Improving farm productivity through improving livelihoods
As the world’s appetite for cocoa increases, we want to support farmers to grow cocoa sustainably and to enable them to earn a decent income. We believe that improving the livelihoods of cocoa farmers and their communities is the best way to improve farm productivity.
This thinking forms the background for the evolution of the Cargill Cocoa Promise.
Seeing the world through cocoa farmers’ eyes
Understanding how cocoa farmers see the world strengthens our thinking about how best to support profitable farming in cocoa-growing countries.
Cocoa farmers’ primary concern is to have the best livelihoods they can – to achieve a decent income so they can eat well, pay their children's school fees, and live in a house and community with improving amenities.
Our support for farmer organizations - which are the starting point for interventions in farmer training, farm development and community support - is a key part of our approach to improving livelihoods.
To help professionalize these organizations, so that they can do more, more efficiently, we encourage them to participate in the Cargill Coop Academy. This combines 28 days of intensive classroom training with a year of personalized on-the-ground coaching. Three hundred and twenty leaders from 80 cooperatives have completed or are enrolled in the Coop Academy
Taking a holistic approach to cocoa productivity
Increasing profitability is a more complex challenge than improving farmers’ yields. We have learned that a structured, sequential transition program enables farmers to make their farms more profitable and productive.
Our farmer training educates farmers on how and when to use inputs to maximize productivity and minimize costs and risks.

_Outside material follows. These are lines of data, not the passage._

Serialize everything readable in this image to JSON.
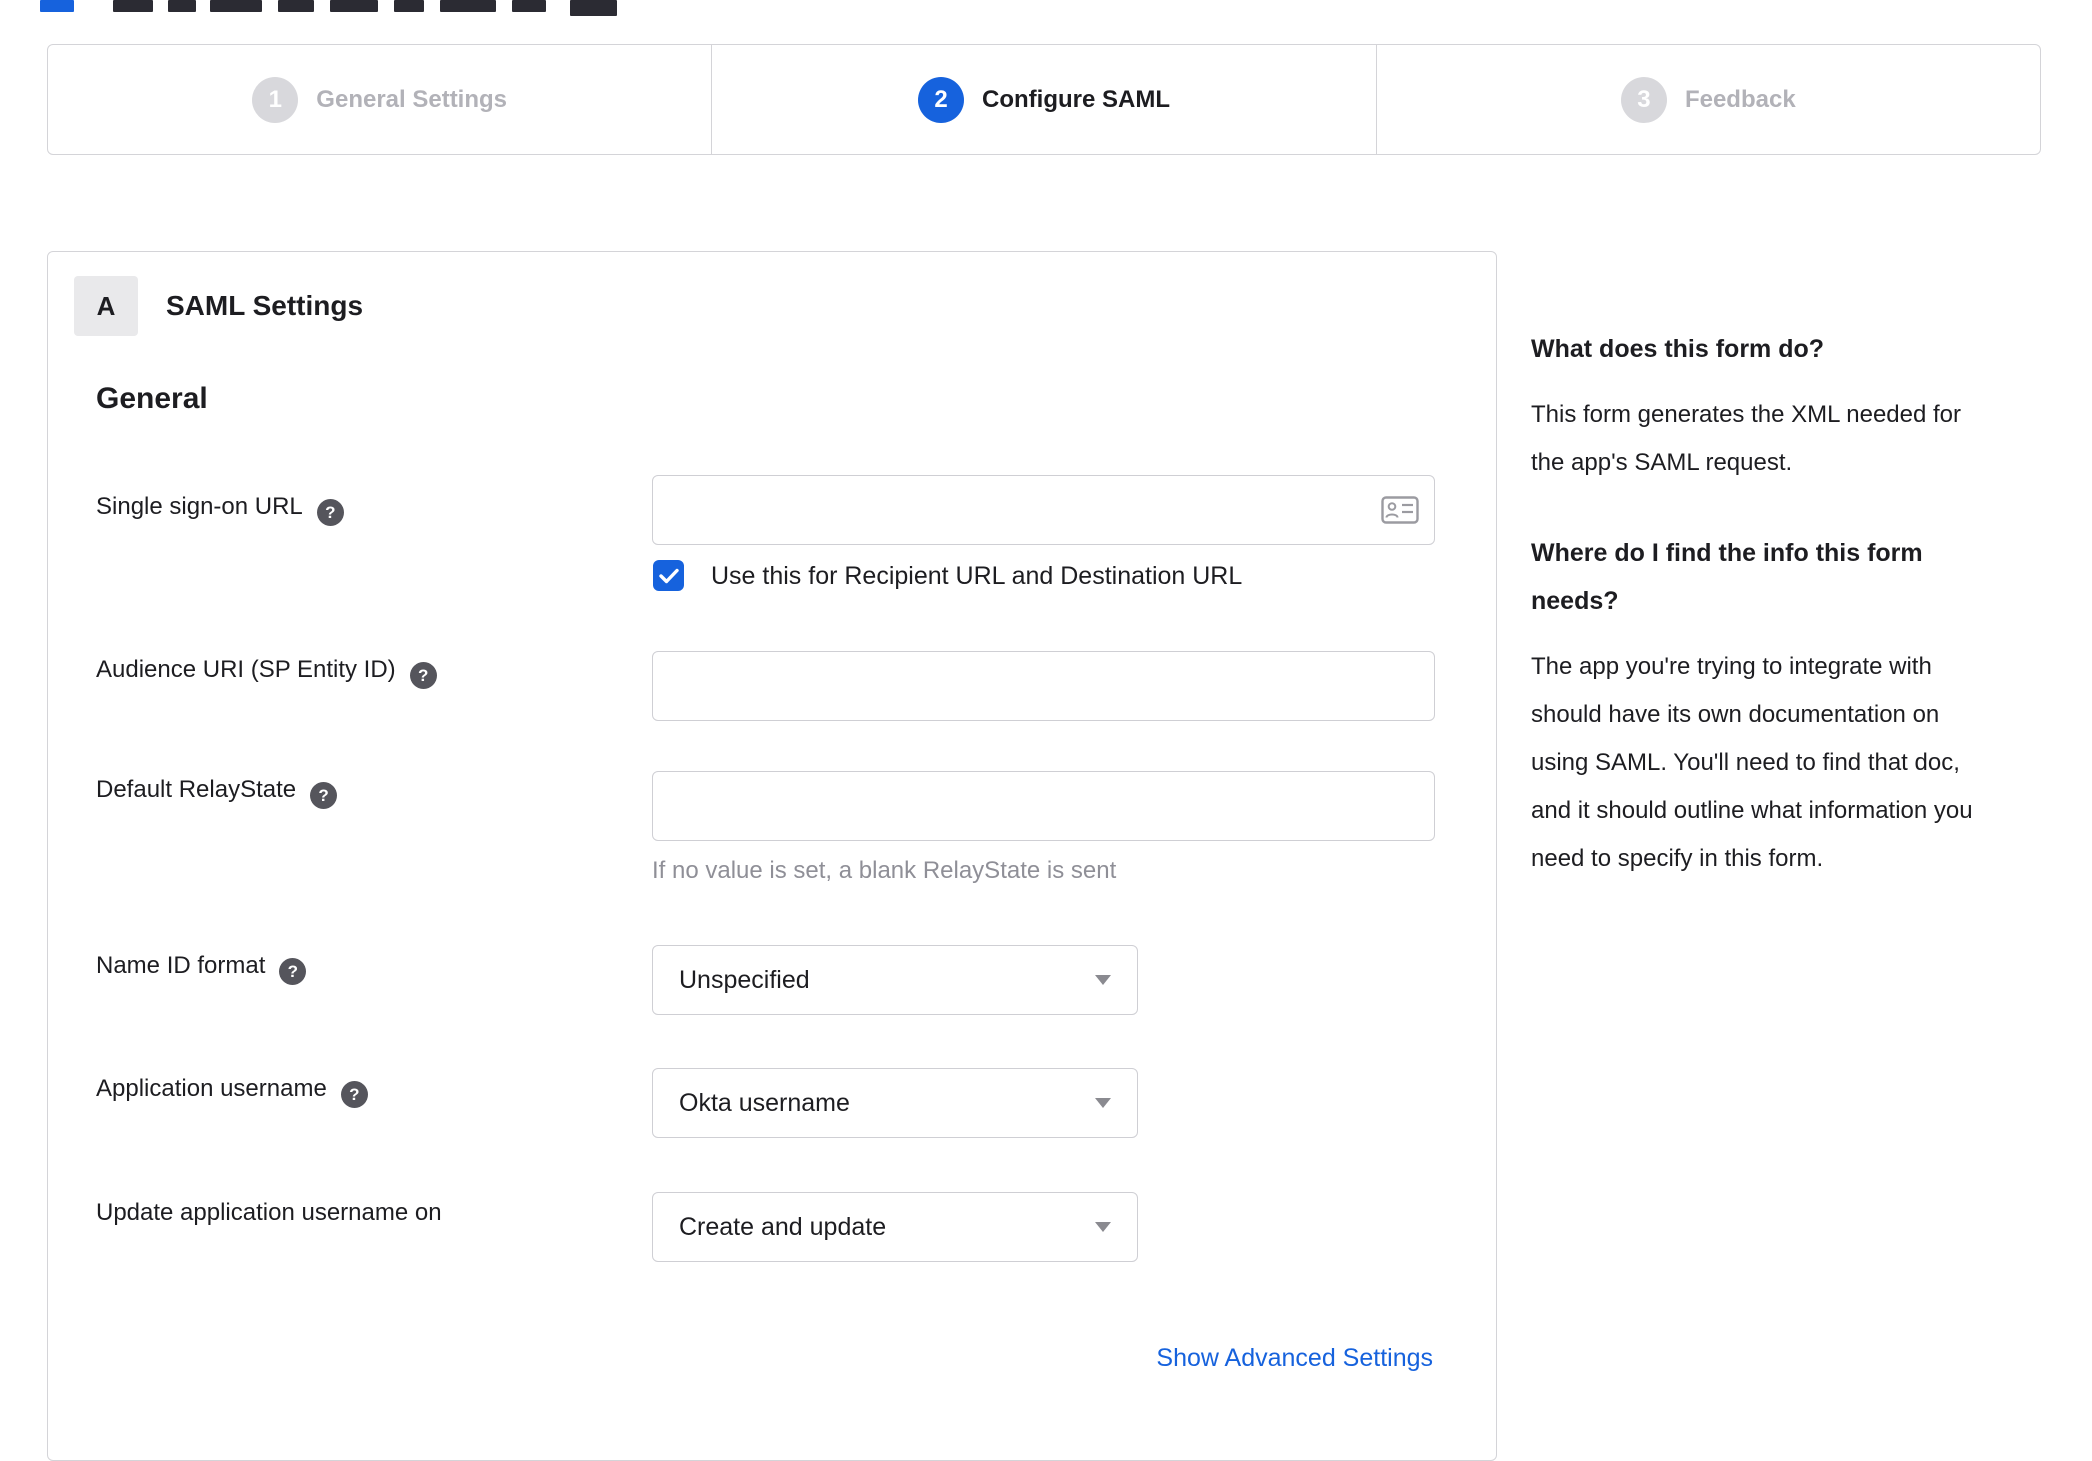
{
  "stepper": {
    "steps": [
      {
        "number": "1",
        "label": "General Settings",
        "state": "inactive"
      },
      {
        "number": "2",
        "label": "Configure SAML",
        "state": "active"
      },
      {
        "number": "3",
        "label": "Feedback",
        "state": "inactive"
      }
    ]
  },
  "panel": {
    "section_badge": "A",
    "section_title": "SAML Settings",
    "group_title": "General",
    "fields": {
      "sso_url": {
        "label": "Single sign-on URL",
        "value": ""
      },
      "sso_checkbox": {
        "label": "Use this for Recipient URL and Destination URL",
        "checked": true
      },
      "audience": {
        "label": "Audience URI (SP Entity ID)",
        "value": ""
      },
      "relay_state": {
        "label": "Default RelayState",
        "value": "",
        "hint": "If no value is set, a blank RelayState is sent"
      },
      "name_id": {
        "label": "Name ID format",
        "value": "Unspecified"
      },
      "app_username": {
        "label": "Application username",
        "value": "Okta username"
      },
      "update_username": {
        "label": "Update application username on",
        "value": "Create and update"
      }
    },
    "advanced_link": "Show Advanced Settings"
  },
  "help": {
    "q1_title": "What does this form do?",
    "q1_body": "This form generates the XML needed for the app's SAML request.",
    "q2_title": "Where do I find the info this form needs?",
    "q2_body": "The app you're trying to integrate with should have its own documentation on using SAML. You'll need to find that doc, and it should outline what information you need to specify in this form."
  },
  "colors": {
    "accent": "#1662dd",
    "inactive_gray": "#d8d8dc"
  }
}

For example, fertilizer, when used correctly, can increase yields quite rapidly. But it is expensive, so farmers need a drastic increase in yield to pay back their investment. Our training has helped farmers to increase their yields by 56%, by using fertilizer correctly.
Our ambition is to enable cocoa farmers to improve their livelihoods by running their farms as businesses, delivering bigger yields over time in a sustainable way.
Achieving a living income
The World Bank has defined an international poverty line, the absolute minimum to lift a person out of poverty, as US$2 a day. We refer to the World Bank’s definition to help us define a living income for cocoa smallholder farmers, although it may not be exact.
We define living income for farmers by adding up the expenses they incur to achieve a decent livelihood in their local area. We then assume that farmers must achieve this level of income as an absolute minimum and ideally, a higher amount. We also consider what we know about the circumstances of the cocoa farmers with whom we work.
Cargill is participating in a working group with a remit to deepen the discussion on living income and contribute to further development of the concept for cocoa.